Saturday, September 27, 2008

Budget Breakthrough

My husband and I serve with a non-profit organization in the US. Our paychecks come from donations and because we would much rather help people understand how they can know God personally than anything else, finances are usually tight. We've budgeted for years, operating on an envelope system (when the envelope is empty, you can't spend anymore) and paying cash for whatever we buy, including cars, doing without what most Americans consider necessities. It hasn't been too bad; we live very simply and are mostly content with the simplicity.
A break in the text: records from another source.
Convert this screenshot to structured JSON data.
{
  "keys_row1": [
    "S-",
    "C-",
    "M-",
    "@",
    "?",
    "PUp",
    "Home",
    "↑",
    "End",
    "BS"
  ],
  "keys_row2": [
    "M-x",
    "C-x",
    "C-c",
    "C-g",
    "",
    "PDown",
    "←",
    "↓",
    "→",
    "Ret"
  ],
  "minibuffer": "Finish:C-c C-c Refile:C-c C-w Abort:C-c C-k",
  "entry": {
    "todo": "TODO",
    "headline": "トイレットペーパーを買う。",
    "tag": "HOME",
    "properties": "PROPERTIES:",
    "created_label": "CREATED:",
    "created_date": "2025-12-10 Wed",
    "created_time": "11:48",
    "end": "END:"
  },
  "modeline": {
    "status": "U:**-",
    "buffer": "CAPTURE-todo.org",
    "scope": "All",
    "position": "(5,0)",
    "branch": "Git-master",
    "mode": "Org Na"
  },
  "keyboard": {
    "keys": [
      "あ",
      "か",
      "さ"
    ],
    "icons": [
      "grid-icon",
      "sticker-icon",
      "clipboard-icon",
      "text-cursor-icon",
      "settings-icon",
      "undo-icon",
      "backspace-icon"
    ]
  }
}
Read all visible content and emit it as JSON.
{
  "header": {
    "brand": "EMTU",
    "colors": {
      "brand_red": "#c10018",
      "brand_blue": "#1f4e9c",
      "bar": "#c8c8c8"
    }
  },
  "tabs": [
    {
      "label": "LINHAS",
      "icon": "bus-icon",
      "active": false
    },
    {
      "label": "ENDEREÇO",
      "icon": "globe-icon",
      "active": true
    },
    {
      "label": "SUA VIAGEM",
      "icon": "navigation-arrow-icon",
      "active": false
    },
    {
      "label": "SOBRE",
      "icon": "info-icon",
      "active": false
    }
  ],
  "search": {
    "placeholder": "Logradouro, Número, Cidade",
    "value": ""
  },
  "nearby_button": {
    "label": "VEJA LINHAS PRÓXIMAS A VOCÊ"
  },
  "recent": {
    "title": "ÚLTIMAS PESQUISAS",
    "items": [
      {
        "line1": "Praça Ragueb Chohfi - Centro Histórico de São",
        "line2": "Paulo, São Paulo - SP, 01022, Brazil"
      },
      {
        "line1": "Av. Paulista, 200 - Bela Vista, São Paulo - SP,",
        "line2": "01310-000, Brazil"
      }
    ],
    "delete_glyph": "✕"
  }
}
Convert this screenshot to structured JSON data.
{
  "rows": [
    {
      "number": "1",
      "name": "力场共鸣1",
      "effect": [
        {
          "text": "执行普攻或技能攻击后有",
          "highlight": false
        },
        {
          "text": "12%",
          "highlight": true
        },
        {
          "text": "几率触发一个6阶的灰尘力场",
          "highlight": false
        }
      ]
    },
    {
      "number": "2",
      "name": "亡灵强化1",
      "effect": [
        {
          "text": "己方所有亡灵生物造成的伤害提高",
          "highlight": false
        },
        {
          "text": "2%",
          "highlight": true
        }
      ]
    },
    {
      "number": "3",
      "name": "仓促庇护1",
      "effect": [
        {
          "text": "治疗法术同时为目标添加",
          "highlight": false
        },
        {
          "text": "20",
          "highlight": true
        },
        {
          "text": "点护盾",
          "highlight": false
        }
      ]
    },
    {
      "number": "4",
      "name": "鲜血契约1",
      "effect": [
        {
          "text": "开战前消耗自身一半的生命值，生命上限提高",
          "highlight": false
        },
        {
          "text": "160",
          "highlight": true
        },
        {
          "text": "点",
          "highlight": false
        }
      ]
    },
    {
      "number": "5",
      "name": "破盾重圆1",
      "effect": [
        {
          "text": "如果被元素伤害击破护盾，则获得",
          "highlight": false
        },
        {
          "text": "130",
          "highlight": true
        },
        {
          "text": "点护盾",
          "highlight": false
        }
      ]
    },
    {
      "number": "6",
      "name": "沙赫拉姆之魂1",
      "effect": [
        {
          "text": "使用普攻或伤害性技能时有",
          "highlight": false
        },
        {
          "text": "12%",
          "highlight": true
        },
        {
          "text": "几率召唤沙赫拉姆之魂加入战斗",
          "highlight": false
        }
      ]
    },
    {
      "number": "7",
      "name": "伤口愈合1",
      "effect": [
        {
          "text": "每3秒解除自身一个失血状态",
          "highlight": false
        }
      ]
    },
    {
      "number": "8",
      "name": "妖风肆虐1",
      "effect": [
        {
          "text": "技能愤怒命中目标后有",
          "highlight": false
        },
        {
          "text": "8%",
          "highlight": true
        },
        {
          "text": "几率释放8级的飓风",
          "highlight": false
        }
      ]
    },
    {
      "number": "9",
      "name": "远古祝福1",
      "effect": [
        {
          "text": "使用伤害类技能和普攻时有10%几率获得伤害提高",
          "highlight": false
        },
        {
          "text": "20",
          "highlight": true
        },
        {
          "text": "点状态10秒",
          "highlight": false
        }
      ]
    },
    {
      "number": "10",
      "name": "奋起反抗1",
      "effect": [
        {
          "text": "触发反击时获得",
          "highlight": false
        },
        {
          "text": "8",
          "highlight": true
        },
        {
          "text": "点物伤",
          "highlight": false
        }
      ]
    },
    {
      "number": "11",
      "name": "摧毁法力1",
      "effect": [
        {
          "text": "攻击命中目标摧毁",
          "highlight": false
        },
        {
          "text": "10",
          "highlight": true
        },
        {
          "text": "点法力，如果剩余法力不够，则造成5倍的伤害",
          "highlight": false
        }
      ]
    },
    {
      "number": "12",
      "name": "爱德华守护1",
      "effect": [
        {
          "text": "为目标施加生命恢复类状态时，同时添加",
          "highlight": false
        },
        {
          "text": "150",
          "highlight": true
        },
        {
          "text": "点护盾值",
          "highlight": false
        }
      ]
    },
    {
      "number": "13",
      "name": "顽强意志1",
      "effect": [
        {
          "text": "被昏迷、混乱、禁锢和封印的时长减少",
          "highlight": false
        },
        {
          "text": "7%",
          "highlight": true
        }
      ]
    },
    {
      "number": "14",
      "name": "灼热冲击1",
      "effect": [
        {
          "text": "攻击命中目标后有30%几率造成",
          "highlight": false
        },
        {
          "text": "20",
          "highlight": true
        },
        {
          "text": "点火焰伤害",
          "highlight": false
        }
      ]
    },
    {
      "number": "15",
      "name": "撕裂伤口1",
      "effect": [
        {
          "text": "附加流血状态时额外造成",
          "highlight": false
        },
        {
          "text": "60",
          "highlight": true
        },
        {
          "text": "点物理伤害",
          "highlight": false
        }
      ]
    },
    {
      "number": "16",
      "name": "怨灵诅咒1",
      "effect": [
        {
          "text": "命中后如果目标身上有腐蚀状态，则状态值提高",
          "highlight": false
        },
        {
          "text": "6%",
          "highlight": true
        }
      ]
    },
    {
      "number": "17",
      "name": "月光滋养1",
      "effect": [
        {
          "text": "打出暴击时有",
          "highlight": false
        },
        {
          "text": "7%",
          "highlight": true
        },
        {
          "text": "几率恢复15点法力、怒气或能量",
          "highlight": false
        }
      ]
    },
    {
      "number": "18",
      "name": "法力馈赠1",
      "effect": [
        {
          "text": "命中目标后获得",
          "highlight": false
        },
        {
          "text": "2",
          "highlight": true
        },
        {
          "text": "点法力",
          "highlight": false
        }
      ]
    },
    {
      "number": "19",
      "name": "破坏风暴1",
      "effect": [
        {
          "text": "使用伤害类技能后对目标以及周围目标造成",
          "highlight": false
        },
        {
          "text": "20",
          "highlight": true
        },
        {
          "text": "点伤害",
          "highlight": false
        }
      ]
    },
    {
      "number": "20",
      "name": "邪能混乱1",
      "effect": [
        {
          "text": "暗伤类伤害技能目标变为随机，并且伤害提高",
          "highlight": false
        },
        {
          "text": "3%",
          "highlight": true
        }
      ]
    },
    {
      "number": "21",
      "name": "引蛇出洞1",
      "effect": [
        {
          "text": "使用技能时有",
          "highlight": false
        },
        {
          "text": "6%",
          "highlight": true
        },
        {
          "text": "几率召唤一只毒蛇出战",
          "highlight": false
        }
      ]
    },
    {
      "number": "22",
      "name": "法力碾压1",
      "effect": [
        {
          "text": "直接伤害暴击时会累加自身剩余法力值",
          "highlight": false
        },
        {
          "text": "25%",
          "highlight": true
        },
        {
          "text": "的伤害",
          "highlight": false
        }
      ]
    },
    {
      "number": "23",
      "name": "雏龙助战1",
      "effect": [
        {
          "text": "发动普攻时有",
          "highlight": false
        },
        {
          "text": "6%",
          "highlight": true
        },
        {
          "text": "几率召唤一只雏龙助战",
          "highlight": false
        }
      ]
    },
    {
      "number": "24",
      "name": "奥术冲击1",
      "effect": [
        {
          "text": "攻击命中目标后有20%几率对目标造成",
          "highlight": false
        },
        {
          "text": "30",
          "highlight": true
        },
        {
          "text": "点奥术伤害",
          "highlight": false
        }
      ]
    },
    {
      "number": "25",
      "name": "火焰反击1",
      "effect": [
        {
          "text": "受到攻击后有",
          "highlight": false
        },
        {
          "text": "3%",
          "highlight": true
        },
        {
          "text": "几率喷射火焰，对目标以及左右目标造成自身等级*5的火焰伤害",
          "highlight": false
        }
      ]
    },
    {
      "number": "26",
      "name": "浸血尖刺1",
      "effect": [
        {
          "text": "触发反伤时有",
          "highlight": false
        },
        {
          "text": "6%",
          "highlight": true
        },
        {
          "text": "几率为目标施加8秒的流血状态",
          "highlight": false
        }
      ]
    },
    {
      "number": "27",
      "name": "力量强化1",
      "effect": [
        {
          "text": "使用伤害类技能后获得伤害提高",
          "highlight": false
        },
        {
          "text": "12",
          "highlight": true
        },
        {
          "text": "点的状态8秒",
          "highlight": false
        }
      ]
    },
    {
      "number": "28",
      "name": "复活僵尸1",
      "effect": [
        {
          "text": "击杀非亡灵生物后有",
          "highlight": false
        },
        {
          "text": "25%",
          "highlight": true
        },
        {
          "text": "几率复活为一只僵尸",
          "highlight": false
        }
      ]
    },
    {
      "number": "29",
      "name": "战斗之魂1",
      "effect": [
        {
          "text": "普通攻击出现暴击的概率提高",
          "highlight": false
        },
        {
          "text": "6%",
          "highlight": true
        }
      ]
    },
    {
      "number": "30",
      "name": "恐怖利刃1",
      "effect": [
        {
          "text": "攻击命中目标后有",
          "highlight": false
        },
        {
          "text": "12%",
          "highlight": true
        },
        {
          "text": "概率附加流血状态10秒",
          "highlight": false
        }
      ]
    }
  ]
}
I must be honest, I do get frustrated with having to always be so careful with every penny, especially when it doesn't seem to make any difference at all. We've been married for 14 years and on staff with the non-profit organization for most of that time, so finances have been tight for a long time. I've learned lots about being frugal, and how important quality is to successfully practicing a frugal lifestyle. I've learned the value of a dollar; a lesson I did not learn at home or when working as an RN in the hospital. The lessons are good, but it doesn't seem to matter what I've learned, we never get ahead.
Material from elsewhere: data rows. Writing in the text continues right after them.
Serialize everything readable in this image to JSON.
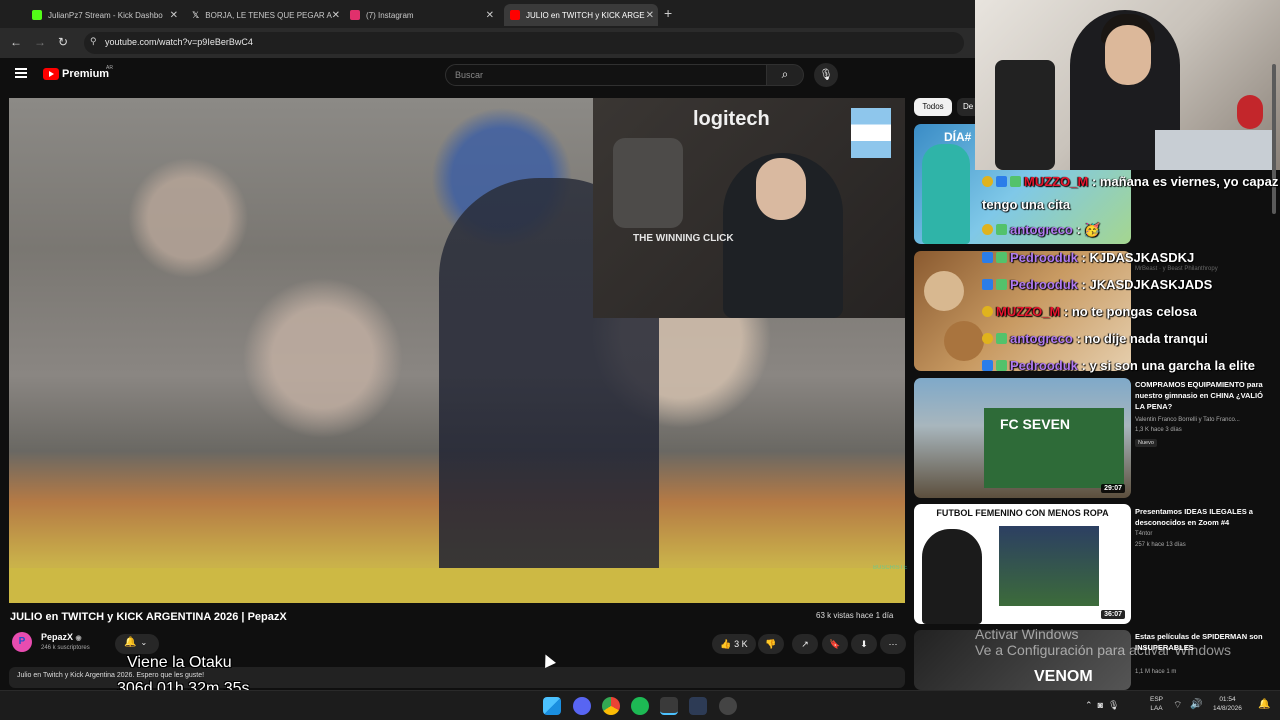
{
  "browser": {
    "tabs": [
      {
        "label": "JulianPz7 Stream - Kick Dashbo",
        "color": "#53fc18"
      },
      {
        "label": "BORJA, LE TENES QUE PEGAR A",
        "color": "#ffffff"
      },
      {
        "label": "(7) Instagram",
        "color": "#e1306c"
      },
      {
        "label": "JULIO en TWITCH y KICK ARGE",
        "color": "#ff0000"
      }
    ],
    "url": "youtube.com/watch?v=p9IeBerBwC4"
  },
  "masthead": {
    "brand": "Premium",
    "country": "AR",
    "search_placeholder": "Buscar"
  },
  "webcam_overlay": {
    "logo": "logitech",
    "poster": "THE WINNING CLICK"
  },
  "player_watermark": "BUSCRISTE",
  "video": {
    "title": "JULIO en TWITCH y KICK ARGENTINA 2026 | PepazX",
    "stats": "63 k vistas  hace 1 día",
    "channel": "PepazX",
    "subs": "246 k suscriptores",
    "likes": "3 K",
    "description": "Julio en Twitch y Kick Argentina 2026. Espero que les guste!"
  },
  "overlay": {
    "name": "Viene la Otaku",
    "timer": "306d 01h 32m 35s"
  },
  "sidebar": {
    "chips": [
      "Todos",
      "De"
    ],
    "recommendations": [
      {
        "thumb_text": "DÍA#",
        "title": "",
        "meta": [],
        "duration": ""
      },
      {
        "thumb_text": "",
        "title": "",
        "meta": [
          "MrBeast · y Beast Philanthropy"
        ],
        "duration": ""
      },
      {
        "thumb_text": "FC SEVEN",
        "title": "COMPRAMOS EQUIPAMIENTO para nuestro gimnasio en CHINA ¿VALIÓ LA PENA?",
        "meta": [
          "Valentin Franco Borrelli y Tato Franco...",
          "1,3 K  hace 3 días"
        ],
        "badge": "Nuevo",
        "duration": "29:07"
      },
      {
        "thumb_text": "FUTBOL FEMENINO CON MENOS ROPA",
        "title": "Presentamos IDEAS ILEGALES a desconocidos en Zoom #4",
        "meta": [
          "T4ntor",
          "257 k  hace 13 días"
        ],
        "duration": "36:07"
      },
      {
        "thumb_text": "VENOM",
        "title": "Estas películas de SPIDERMAN son INSUPERABLES",
        "meta": [
          "1,1 M  hace 1 m"
        ],
        "duration": ""
      }
    ]
  },
  "chat": [
    {
      "badges": [
        "gold",
        "blue",
        "green"
      ],
      "user": "MUZZO_M",
      "user_color": "red",
      "text": "mañana es viernes, yo capaz"
    },
    {
      "badges": [],
      "user": "",
      "user_color": "white",
      "text": "tengo una cita"
    },
    {
      "badges": [
        "gold",
        "green"
      ],
      "user": "antogreco",
      "user_color": "purple",
      "text": "🥳"
    },
    {
      "badges": [
        "blue",
        "green"
      ],
      "user": "Pedrooduk",
      "user_color": "purple",
      "text": "KJDASJKASDKJ"
    },
    {
      "badges": [
        "blue",
        "green"
      ],
      "user": "Pedrooduk",
      "user_color": "purple",
      "text": "JKASDJKASKJADS"
    },
    {
      "badges": [
        "gold"
      ],
      "user": "MUZZO_M",
      "user_color": "red",
      "text": "no te pongas celosa"
    },
    {
      "badges": [
        "gold",
        "green"
      ],
      "user": "antogreco",
      "user_color": "purple",
      "text": "no dije nada tranqui"
    },
    {
      "badges": [
        "blue",
        "green"
      ],
      "user": "Pedrooduk",
      "user_color": "purple",
      "text": "y si son una garcha la elite"
    }
  ],
  "windows_notice": {
    "line1": "Activar Windows",
    "line2": "Ve a Configuración para activar Windows"
  },
  "taskbar": {
    "lang1": "ESP",
    "lang2": "LAA",
    "time": "01:54",
    "date": "14/8/2026"
  },
  "colors": {
    "accent": "#ff0000",
    "background": "#0f0f0f",
    "chat_red": "#e5162e",
    "chat_purple": "#b07bf0"
  }
}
This week, though, I've been greatly encouraged with the benefits of our budgeting. We're buying a house! It is a fixer-upper that lacks all major appliances except a vintage 1951 stove. The carpets are going to be ripped out as soon as we get keys. So, I went shopping (not a favorite past time) to find a refridgerator, a dishwasher and new flooring. At the end of the day, I'd spent more money than I usually spend in three months but scored fantastic deals that will bless our family every time we use them and will add value to the home when we get ready to sell. Knowing that our previous frugality made it possible to make those purchases helped me see; being careful WAS paying off! We're getting ready to move into a house that we'd never be able to buy if we hadn't budgeted for so long. It is exciting, and as I walk through the door, I'll be reminded of the value of budgeting.